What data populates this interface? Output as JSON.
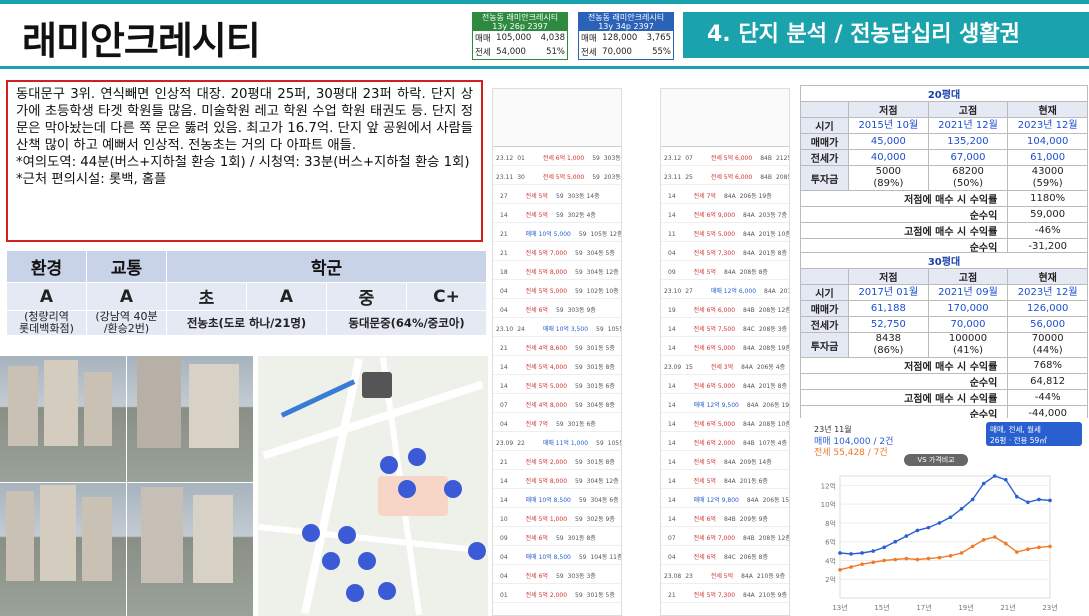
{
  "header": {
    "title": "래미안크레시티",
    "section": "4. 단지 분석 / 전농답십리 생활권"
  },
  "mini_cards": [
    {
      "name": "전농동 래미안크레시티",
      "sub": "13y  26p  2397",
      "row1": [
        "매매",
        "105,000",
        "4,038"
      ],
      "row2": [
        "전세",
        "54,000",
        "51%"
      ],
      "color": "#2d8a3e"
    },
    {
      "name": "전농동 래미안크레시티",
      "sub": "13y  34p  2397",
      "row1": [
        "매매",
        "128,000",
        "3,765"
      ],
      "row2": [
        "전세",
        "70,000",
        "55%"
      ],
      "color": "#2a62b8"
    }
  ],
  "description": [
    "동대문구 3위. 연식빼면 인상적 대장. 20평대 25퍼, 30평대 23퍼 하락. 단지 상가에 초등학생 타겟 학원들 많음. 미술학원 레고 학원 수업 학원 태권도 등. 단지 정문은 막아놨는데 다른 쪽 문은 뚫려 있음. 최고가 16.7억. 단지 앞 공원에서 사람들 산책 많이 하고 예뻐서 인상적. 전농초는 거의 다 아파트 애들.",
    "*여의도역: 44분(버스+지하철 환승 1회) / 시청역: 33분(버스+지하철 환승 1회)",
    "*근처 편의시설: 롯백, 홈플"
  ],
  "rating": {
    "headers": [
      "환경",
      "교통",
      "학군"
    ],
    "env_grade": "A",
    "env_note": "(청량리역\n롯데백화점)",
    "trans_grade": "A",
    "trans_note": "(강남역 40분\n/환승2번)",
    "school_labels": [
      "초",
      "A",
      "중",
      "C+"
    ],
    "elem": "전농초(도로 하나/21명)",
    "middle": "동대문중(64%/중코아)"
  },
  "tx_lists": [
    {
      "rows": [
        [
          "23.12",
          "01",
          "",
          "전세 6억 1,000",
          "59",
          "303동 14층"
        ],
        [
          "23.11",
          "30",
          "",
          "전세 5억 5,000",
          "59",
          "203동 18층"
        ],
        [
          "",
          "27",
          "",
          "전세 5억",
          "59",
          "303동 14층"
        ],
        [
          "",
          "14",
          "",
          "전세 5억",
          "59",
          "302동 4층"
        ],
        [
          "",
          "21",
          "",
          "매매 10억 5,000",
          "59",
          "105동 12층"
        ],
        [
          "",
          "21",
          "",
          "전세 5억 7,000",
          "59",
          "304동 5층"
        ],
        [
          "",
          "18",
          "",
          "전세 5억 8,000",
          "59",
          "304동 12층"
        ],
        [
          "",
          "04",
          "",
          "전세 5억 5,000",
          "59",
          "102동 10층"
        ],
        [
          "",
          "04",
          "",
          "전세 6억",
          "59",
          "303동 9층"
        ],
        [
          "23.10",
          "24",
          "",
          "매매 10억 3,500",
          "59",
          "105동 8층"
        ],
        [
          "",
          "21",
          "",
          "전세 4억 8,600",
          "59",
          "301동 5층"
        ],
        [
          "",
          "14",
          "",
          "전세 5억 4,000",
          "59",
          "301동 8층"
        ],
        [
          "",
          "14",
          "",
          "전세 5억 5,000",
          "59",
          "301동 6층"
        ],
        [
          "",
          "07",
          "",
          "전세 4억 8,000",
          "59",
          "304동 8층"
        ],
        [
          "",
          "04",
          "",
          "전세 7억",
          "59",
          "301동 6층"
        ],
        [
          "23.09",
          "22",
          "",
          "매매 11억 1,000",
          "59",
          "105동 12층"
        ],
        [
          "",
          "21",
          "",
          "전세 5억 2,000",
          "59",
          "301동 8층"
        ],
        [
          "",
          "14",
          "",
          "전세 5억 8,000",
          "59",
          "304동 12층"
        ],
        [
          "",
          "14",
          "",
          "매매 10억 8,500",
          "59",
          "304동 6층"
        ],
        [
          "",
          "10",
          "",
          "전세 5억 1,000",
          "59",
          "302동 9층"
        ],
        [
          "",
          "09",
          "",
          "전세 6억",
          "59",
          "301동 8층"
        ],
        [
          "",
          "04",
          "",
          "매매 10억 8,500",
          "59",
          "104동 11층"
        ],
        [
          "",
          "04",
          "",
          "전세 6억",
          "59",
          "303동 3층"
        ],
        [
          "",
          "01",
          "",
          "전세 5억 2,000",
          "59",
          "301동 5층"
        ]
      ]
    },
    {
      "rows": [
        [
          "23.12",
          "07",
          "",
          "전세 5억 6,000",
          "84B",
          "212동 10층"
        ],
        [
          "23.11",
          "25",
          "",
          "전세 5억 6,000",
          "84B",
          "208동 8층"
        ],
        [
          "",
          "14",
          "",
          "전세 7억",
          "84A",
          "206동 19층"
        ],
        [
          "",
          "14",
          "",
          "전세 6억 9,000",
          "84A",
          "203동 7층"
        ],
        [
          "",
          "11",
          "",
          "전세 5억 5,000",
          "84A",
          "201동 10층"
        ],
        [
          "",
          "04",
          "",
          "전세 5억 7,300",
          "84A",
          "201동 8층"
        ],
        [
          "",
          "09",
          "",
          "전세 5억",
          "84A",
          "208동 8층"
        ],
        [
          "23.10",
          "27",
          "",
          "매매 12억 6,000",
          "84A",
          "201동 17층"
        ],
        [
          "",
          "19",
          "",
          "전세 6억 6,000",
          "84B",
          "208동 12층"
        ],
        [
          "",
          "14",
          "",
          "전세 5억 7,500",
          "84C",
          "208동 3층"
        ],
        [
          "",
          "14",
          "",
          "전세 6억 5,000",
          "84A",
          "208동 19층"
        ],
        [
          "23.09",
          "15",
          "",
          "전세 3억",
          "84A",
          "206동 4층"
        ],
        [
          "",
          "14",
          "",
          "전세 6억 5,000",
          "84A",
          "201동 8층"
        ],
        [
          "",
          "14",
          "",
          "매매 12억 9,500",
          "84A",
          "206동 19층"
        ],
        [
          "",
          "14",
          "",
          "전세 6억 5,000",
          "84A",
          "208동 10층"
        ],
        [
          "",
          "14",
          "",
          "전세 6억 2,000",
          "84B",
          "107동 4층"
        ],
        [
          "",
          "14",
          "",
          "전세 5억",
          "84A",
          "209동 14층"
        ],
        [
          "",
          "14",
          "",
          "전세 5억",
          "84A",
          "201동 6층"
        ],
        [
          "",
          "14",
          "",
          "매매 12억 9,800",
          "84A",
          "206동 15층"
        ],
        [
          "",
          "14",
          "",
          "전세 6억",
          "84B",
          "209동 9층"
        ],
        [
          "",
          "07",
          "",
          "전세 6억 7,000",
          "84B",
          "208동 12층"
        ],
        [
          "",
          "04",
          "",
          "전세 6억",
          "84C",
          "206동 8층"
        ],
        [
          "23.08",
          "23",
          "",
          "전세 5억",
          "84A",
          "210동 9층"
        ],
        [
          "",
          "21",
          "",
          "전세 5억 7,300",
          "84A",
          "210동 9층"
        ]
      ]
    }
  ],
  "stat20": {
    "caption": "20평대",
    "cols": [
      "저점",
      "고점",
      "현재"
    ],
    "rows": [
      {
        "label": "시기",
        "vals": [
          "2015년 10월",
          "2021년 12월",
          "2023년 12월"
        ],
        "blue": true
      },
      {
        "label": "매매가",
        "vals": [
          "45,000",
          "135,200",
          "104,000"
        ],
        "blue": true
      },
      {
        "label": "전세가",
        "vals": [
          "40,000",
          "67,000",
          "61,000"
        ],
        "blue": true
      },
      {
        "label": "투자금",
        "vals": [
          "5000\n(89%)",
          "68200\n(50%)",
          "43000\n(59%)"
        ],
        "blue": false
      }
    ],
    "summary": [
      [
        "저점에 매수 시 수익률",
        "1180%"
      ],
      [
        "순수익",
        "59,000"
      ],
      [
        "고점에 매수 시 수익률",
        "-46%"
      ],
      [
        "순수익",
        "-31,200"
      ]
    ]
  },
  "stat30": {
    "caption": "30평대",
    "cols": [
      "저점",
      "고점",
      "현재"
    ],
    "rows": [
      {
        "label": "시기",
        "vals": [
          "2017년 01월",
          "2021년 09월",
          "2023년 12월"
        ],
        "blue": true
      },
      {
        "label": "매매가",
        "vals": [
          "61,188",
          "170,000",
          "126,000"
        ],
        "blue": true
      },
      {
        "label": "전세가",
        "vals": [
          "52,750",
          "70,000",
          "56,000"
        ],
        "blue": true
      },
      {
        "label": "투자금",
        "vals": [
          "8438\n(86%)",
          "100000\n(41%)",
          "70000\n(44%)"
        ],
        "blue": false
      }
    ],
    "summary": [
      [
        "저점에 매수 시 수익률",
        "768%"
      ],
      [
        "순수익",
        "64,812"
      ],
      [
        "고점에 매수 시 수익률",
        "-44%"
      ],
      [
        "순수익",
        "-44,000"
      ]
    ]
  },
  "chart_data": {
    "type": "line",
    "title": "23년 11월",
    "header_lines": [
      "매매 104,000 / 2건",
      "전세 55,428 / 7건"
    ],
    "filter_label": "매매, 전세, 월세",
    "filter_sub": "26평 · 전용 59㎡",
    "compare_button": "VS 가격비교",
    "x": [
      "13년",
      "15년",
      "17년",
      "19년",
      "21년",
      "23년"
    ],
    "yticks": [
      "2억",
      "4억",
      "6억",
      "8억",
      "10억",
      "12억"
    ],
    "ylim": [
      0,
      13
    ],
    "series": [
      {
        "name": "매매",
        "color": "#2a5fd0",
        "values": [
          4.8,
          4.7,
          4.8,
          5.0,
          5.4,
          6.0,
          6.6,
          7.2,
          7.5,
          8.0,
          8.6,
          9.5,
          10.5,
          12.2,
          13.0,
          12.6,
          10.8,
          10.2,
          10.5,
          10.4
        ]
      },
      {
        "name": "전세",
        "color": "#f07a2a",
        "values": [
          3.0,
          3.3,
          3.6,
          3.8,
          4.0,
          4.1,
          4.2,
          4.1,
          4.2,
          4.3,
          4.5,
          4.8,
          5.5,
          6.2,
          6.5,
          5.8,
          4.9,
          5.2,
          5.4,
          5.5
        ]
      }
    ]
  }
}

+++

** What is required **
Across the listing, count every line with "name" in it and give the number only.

** The completed task **
4